The Danger Of Tradition&nbsp In Shirley Jacksons TheLottery,

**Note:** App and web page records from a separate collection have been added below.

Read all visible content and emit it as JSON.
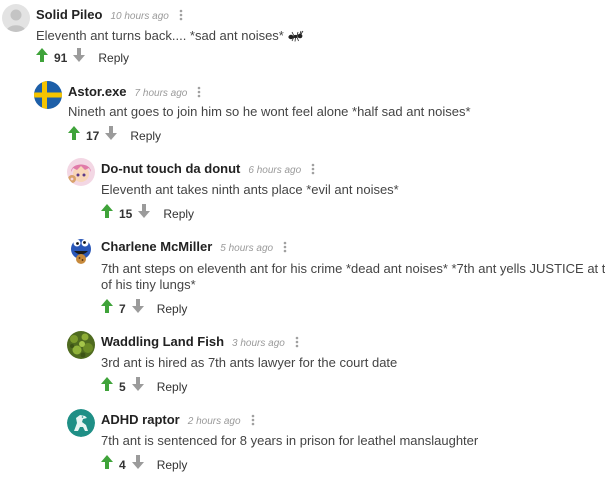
{
  "comments": [
    {
      "author": "Solid Pileo",
      "time": "10 hours ago",
      "text": "Eleventh ant turns back.... *sad ant noises*",
      "score": "91",
      "reply_label": "Reply"
    },
    {
      "author": "Astor.exe",
      "time": "7 hours ago",
      "text": "Nineth ant goes to join him so he wont feel alone *half sad ant noises*",
      "score": "17",
      "reply_label": "Reply"
    },
    {
      "author": "Do-nut touch da donut",
      "time": "6 hours ago",
      "text": "Eleventh ant takes ninth ants place *evil ant noises*",
      "score": "15",
      "reply_label": "Reply"
    },
    {
      "author": "Charlene McMiller",
      "time": "5 hours ago",
      "text_line1": "7th ant steps on eleventh ant for his crime *dead ant noises* *7th ant yells JUSTICE at t",
      "text_line2": "of his tiny lungs*",
      "score": "7",
      "reply_label": "Reply"
    },
    {
      "author": "Waddling Land Fish",
      "time": "3 hours ago",
      "text": "3rd ant is hired as 7th ants lawyer for the court date",
      "score": "5",
      "reply_label": "Reply"
    },
    {
      "author": "ADHD raptor",
      "time": "2 hours ago",
      "text": "7th ant is sentenced for 8 years in prison for leathel manslaughter",
      "score": "4",
      "reply_label": "Reply"
    }
  ],
  "icons": {
    "upvote": "arrow-up-icon",
    "downvote": "arrow-down-icon",
    "more": "more-vertical-icon",
    "emoji": "ant-icon"
  },
  "colors": {
    "upvote": "#3fa33a",
    "downvote": "#9b9b9b",
    "time": "#9a9a9a"
  }
}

The Danger Of Tradition  In Shirley Jackson’s ‘TheLottery,’ appears to be an ordinary day in a small village, which takes a nastyturn when a woman after winning lottery was stoned. “The lottery,” in thisstory reflects an old tradition to sacrifice a scapegoat in order to promotethe growth of plants. But this story is not about the past, through the actionof the village. Jackson shows us many of the social ills that exist in ourlives.   In today’s society there is often a too casualsetting for evil; Jackson shows us, this aspect of human nature through casualattitude of the city towards the lottery. The men who talk of ‘rain,tractors and taxes’ and the women know gossip all the time that they killabout someone or yourself perhaps even killed (Jackson). To hurry up and finishis the most important thing to them, so they eat lunch. Perhaps the feeling ofbeing in a hurry makes what they are about to make easier; they do not havetime to let it bothers them. How often in today’s society we have the phrase’just hurry up and get it over with’?  Citizens seem mixed feelings about thelottery; they fear still at a very barbaric level they enjoy it. By focusing’of the cairn,’ and keep their distance from the black box, thevillagers show their fear of the lottery (Jackson). However, when they find outwho will be stoned, Tessie Hutchinson, they seem to really enjoy the stoning. Avillager picks up a rock so big that can hardly bear and also someone give somepebbles to the youngest Tessie to throw his mother. Their general attitudeabout the stoning advance through the formula, ‘and then they wereon’; she shows her lack of emotion (Jackson). Tessie essentially beggingfor their lives and they have no pity for her feeling; they are easy to killwithout remorse. Many things in our own society parallel activities of thevillagers.   Jackson gives an example of hypocrisy thatruns rife in today’s society. Tessie is quite willing to stone one of their neighbors,but when she is the one who should be stoned to death, she says: ‘It’s notfair, it’s not right’ (Jackson). Similarly to talk Mr. and Mrs. Adams tostop the lottery, but when it’s time to rock Tessie is Mr. Adams in the lead.The men seem to be concerned that women a man to pull for them: ‘I am gladto see your mother has a man to do it’ and ‘Do not believe a grownboy to do it’ (Jackson). But in the end the men no longer care about thewell-being of women; they must have the same chance of dying instead. The factthat Tessie is not to save a woman to her death. ‘The Lottery’ alsooffers the look of the selfish nature of man. The little boy watching his cairn’against the attacks of the other guys’ (Jackson). Tessie is soselfish she tries of their own lives to reduce their chances of dying by herdaughter and son-in ‘take their chance to’ (Jackson). It does not tryto protect their children, they were not one of them die. Tessie’s own childrenare so happy that it was not one of them who die that they ‘both beamedand laughed’ is; they had no interest for the rest of her family (Jackson).In everyday life, we have the same selfish attitude in the history shown. Whatdoes a children’s favorite words? It is ‘mine!’ We are constantlysaying, well, ‘it is better you than me’ and ‘it’s every man forhimself.’ It’s pretty scary _when you really think about it, because yourealize what we are really that selfish.  ‘The Lottery’ is a symbol for anynumber of social ills that mankind commits blind. The story is very shocking,but the reality of humanity is even more shocking. Is not it funny that Jacksongives us a description of our nature, not only do we not know what it is tosee, but it shocked us.